strikingly than a mere costly or more original
contribution, since the glory that surrounds the
name cf Bums imparts to the very stockings
! knit br his sister's hands a peculiar interest.
i There is not a kirg in Europe that would not
' alus and preierre, as a meet prteioni relic,
! Mistress Shakespeare's glove.
. . .
I Bar-Sooa. Scene.
; "Did I understand you to say, stranger, ycu
was from Chicago V
I said so
"Well, I've a brother there re leg JcccS a
lawyer know him. hey ?'
"Yes, I know Peleg Jcnes, lawyer."
Dayou?" (much animated) ' how's k iotr-g.
precisely ? Bight smart eh ? Keen follow :
What do you thuz. he will make if te keep
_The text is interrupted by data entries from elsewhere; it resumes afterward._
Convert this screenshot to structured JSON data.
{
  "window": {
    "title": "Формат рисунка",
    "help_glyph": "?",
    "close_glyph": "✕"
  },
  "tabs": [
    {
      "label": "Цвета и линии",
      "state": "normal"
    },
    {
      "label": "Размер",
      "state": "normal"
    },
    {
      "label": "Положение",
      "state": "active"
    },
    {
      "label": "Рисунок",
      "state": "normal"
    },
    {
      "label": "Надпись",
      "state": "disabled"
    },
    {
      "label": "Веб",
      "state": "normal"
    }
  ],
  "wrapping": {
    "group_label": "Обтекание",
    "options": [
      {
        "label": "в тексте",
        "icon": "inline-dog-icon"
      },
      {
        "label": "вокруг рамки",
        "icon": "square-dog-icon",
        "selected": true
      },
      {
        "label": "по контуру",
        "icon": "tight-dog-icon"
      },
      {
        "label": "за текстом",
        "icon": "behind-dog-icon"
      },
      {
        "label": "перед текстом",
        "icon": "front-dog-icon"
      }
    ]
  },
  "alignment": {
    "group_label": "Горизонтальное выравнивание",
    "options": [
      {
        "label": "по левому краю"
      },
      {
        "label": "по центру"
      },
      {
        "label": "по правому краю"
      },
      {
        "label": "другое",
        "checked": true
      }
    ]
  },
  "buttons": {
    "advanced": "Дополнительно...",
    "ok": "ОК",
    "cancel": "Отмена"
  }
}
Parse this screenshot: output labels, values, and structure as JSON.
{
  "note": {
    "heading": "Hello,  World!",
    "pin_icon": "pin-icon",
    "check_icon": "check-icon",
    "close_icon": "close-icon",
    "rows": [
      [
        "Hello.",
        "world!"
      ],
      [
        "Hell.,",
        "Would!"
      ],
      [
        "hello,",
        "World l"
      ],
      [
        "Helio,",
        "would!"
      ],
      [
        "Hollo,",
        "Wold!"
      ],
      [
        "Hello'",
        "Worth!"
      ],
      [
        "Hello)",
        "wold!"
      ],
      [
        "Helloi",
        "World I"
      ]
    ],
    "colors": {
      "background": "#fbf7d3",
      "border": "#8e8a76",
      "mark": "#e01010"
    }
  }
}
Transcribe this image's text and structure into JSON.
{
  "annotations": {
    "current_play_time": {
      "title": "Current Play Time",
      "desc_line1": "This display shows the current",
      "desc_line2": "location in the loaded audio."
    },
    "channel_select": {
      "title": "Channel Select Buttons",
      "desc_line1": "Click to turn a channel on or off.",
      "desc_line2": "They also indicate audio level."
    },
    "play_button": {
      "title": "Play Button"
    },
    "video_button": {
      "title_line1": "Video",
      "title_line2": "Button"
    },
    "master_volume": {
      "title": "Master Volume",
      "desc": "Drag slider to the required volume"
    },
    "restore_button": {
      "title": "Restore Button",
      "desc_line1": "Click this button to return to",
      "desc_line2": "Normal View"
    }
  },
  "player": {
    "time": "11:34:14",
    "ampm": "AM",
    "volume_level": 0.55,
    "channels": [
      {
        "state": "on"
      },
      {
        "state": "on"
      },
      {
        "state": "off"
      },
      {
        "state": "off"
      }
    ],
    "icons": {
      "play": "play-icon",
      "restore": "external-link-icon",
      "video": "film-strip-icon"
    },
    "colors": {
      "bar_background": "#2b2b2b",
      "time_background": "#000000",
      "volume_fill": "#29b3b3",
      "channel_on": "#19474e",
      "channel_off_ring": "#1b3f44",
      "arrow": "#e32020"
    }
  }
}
cn ?"
'I think, if he don't have ary serious pull
backs, bVll make a regular built -jackass"
(Exit Inquirer.)
A Dog Etcry.
ITuihanL Well, my 1ot, I hare sold Carlo.
Wife, (who abhors dogs. New, Charles. th.t'
kind in you. The dirty, naFfy brute, you ought
to have done it long ago 1
Husband. Yes, my ioTe. got fifty dollar: .
good trade ; all in p-pt at So a pice 1
I A Deg in Church.
; The Boston Transcript says : An amui'--incident
occurred at one of the churches in a
j neighboring village last Sunday afternoon. Jst-t
as the services were alut to commence, a good
' sired dog was observed to be sauntering about
the busies, he ascended to the pulpit, passing up
the stairs cn one side, and down on the other.
: Eat not having attained the object of his search,
I cr satisfied his curiosity, he again aseerde-d the
' stairs, and took the sr. rr; e route, but with no bet-
j ter success.
Again he ascended the -t-p, but instead cf
; passing through thepulpit. he took a portion n
. the upper step, where, setting himself upca his
i haunches, he deliberately surveyed fhe conpre
gaticn for seme minutes, daring Tthich tin,
; pause ensued, in which it seemed doubtful whe
! ther the audience would titter outright, or th
1 dog begin P.. bark. At le-ph. !:tr waiti-- ;a
; vain f.r the sextan to appear, one cf the good
deacons resolved ts expel the intruder. Btthe
i dog, as if anticinatlEZ his intentions, too his cid
j route through the pu'rit, and as the leaecn
j passed up one side, the dog went down the oth
; er. This was repeated tro or three times, to the
i no small amusement r.f the assembled cc.ngre
j gation. The deacon at last seized the dog br the
necs, ana tne way be marched him dwn thro'
i the Lruad aisle was enough to make a r.hilvo-
j pher smile. This having been accompliahed.
the services were commenced with aU the
gravity u was p
tie tD attain under the cir-
A few years ago, when the famous '-Coui.ty
Court" system was in vogue in New York, a tri
al was on the tapis in one of the interior coun
ties cf the State in which a Jury had been tie
man leL
The trial had been cemr'.ete I and the Jury re
leased to deliberate. After a short absence they
returned to court, and the following conversa
tion between the Judge and foreiaao ensued
Judge Have you agreed open your verdict ?
Foreman Young man we have.
Judge Well, sir, fjr whom do you find?
Foreman For ourselves.
Judge What do yon mean sir !
Foreman W'e mean that we have found a r
dict for one f the parties, which you can have bv
paying our fees. J udge Bat sir, you have been
regular empannelled, and must deliver vour Ter
dict now, and look to the county for your p.ay.
Foreman Judge, see here: 1 Ti oe shot if you
can have the verdict until you pay U3 our
We understand how to get oar pay in the Circuit
Court ; but this homt court we d ui't ondri-stani
v '